▶ **THE PROBLEM**: Check every line below for the string "Lizing", and copy the lines that contain it.

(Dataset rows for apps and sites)
--------------------------------

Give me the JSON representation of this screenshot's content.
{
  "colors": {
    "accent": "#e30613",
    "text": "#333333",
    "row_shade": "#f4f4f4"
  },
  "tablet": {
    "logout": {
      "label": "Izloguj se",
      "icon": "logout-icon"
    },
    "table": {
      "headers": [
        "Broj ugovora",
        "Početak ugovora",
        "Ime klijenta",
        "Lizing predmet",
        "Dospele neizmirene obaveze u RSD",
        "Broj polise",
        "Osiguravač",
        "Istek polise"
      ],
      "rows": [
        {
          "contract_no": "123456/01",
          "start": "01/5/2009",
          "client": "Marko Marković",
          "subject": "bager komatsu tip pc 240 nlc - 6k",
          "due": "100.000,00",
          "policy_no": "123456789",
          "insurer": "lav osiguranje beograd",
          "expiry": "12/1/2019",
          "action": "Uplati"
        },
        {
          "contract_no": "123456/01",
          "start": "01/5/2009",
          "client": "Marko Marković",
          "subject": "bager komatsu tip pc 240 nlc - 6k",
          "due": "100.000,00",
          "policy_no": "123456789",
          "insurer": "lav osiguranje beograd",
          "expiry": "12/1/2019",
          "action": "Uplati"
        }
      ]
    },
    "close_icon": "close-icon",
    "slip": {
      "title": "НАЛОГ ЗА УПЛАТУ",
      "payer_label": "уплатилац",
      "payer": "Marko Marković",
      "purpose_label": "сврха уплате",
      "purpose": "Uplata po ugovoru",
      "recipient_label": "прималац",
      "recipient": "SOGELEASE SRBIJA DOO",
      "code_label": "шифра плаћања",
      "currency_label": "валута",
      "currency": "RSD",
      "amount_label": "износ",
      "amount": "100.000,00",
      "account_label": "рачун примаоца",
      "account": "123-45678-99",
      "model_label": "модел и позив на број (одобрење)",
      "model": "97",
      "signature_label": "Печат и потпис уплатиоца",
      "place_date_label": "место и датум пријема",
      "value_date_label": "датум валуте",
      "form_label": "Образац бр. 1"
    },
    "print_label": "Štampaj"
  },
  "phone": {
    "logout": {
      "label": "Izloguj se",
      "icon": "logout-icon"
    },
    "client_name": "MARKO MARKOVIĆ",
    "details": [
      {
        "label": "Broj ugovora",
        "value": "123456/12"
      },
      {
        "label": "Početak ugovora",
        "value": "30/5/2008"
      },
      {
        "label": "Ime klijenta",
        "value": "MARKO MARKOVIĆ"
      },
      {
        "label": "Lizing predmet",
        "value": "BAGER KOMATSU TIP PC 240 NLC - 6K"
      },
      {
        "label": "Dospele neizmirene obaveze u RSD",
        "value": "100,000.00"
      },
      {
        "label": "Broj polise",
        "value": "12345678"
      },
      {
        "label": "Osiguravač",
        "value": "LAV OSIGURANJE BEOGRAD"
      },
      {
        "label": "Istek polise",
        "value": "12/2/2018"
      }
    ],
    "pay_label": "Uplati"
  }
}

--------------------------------

▶ **EXPECTED OUTPUT**:
        "Lizing predmet",
        "label": "Lizing predmet",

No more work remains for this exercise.